This was unprecedented for me. An audiobook that was CLEVER. Well made. Entertaining.
I listened to all the other Flavia de Luce mysteries, and when they were done, I gave up. I started listening to Welcome To Night Vale on my phone. this meant I could listen while I ran, which was awesome. It was even better than listening to stories in the car. I could be entertained while I was miserable, and this was the best thing ever. I finished all the old episodes and had to wait for ages for new ones. By then, I was hooked on stories while I ran, and running without a story to listen to was unthinkable. I had to do something, so I tried listening to a Terry Pratchett book as I ran every day. And that wasn't enough, so I started listening before I fell asleep at night. And when that book was over, I wanted more, so I checked out a bunch from the library. And then I joined Audible because the idea of making the library order tons of audiobooks narrated by Stephen Briggs just because I enjoy his narration seemed like an abuse of power.
And now I can sort of sleep at night. I listen to a story, and it makes me stop thinking. I turn off the obsessive voice in my head that analyzes all the things that are happening in my life, all the things I should do, all the things I didn't do properly, and all the things that COULD happen but haven't yet. Instead I listen to stories, and I relax. The Audible app has a little timer that lets you set it for whatever time you like, or to the end of the chapter, so you don't have the book playing all night while you sleep. And there isn't any light to keep you awake.

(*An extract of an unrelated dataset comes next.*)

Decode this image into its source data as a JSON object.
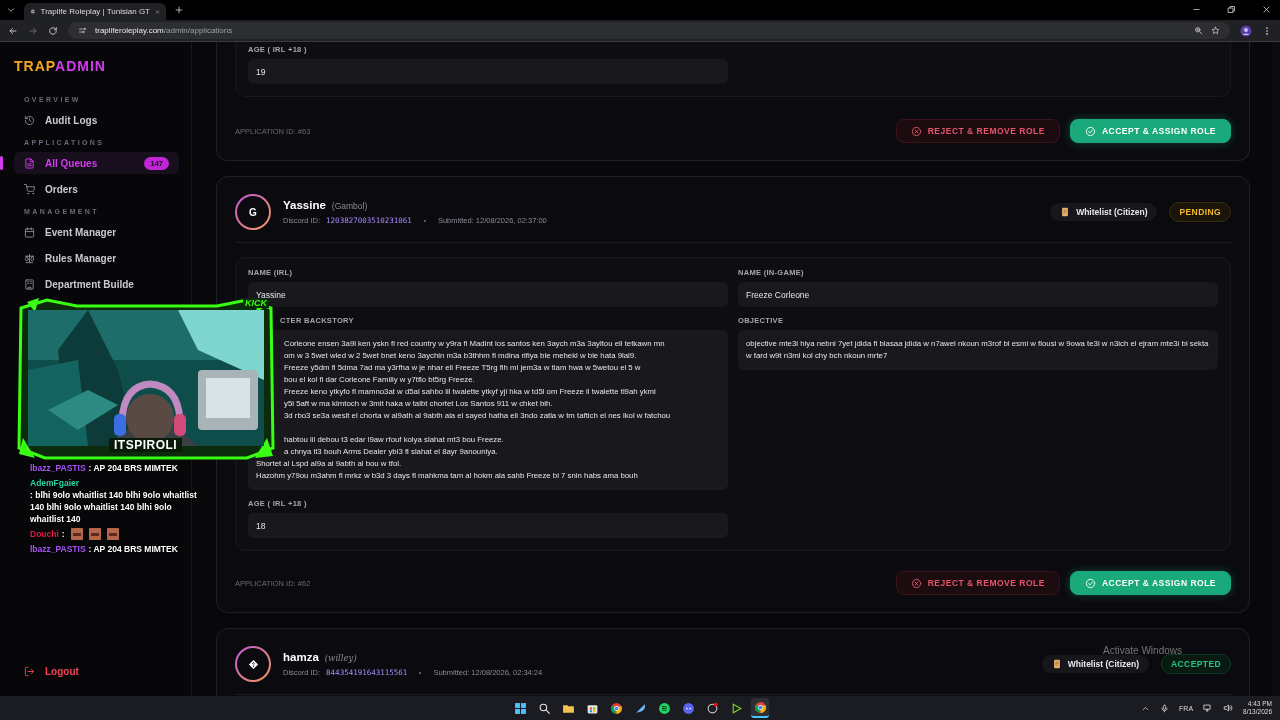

I've gone from sleeping a few hours a night to sleeping a full six hours, sometimes MORE. I feel rested. I feel better. And the best thing is, there were no pills! I mean, this audibook thing is ragingly addictive, so you do have to worry about that. All books are addictive, though. (Except for maybe My Parents Open Carry. That book isn't addictive, it's just disturbing.)
Have any of you tried audiobooks as treatment for insomnia? Do you have a favorite audiobook narrator? Leave your answers in the comments so I know what to listen to next!
*This was before I started reading all the amazing graphic novels people are writing (and illustrating). Have you read Smile? I loved Smile. And Stitches by David Small was amazing. It made me cry.